Buying or selling a home is frustrating for many reasons. One of these is housing prices: they’re up, they’re down, they’re fleeting. Most of us know this, but what we might not know is why.
So, let’s look at the factors that influence how much a house goes for in any given market:
Behind door number 1 is location: location, location, location. But what, exactly, makes one location more desirable than another? The quality of schools is the largest factor, but proximity weighs heavily, too. Living where there is lots to do (recreational centers and hiking trails) is a draw. So is living where there is lots of work.
There are used homes that look new. Then there are used homes that look used. The former is usually the result of upgrades: time can’t be stopped – that’s why updates are a thing! A home that is updated will always go for a higher price than one that is falling apart. It makes perfect sense: home buyers want a good roof over their head and not one that’s leaking.
Another factor that helps dictate the selling price of a home is the nearby houses: appraisers and agents use recent sales to determine a home’s best asking price. There is deviation, of course; size, for instance, is a huge factor. So are the number of bedrooms, updates (as mentioned above), and whether the property has a basement. All of this weighs into the appraisal value, which is the formal process for pricing any given property.

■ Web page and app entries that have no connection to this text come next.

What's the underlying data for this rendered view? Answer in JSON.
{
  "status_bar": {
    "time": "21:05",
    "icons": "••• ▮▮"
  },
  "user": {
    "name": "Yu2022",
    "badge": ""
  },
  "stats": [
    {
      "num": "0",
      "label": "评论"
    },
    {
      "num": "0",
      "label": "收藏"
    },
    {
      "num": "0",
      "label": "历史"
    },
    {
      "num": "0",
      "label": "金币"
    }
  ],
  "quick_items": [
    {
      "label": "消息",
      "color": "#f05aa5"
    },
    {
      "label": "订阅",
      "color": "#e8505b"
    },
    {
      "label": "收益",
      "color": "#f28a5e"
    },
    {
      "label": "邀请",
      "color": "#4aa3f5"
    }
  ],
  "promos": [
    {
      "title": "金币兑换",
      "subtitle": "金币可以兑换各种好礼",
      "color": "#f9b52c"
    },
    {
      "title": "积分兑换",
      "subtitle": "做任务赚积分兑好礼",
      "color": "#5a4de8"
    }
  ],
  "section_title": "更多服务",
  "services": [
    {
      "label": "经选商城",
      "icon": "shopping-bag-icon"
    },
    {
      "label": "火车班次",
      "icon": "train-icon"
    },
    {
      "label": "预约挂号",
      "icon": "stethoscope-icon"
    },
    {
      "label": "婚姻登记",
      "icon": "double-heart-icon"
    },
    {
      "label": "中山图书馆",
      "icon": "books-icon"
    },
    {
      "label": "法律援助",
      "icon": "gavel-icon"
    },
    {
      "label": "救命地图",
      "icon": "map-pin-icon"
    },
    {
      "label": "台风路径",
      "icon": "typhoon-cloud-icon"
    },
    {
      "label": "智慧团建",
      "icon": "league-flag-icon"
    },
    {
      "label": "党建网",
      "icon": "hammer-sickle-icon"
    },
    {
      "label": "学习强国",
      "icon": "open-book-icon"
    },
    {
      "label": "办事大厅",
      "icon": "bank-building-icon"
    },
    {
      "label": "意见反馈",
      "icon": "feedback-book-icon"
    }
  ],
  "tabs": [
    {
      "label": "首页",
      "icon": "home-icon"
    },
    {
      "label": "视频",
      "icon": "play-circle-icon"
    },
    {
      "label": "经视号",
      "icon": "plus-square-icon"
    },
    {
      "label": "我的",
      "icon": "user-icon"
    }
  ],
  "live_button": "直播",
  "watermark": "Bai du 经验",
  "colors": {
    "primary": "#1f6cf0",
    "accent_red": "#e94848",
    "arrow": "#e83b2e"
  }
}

Anyone who tried to sell in 2008 knows that nothing influences the price of a home like the market itself. When the economy is strong, home prices are higher. When the economy struggles, home prices drop. This impact is felt greatest in areas with a lot of housing industry-dependent jobs (like construction), as well as areas that rely on people having disposable income (like Las Vegas).
Interest rates certainly have their say in how the market operates. When the Federal Reserve lowers the interest rate, the banks offer lower mortgages. This makes the overall mortgage more affordable and increases the amount a homeowner can borrow. This allows more people to purchase homes, adding an economic boost.
This all plays a role in what your home will sell for. But, of course, home buying isn’t an exact science and you never know what someone will find enticing: one man’s dump is another man’s castle.
If you’re moving to Seattle or the surrounding areas, get in touch with us. We’ll offer information about housing prices and anything else you may need.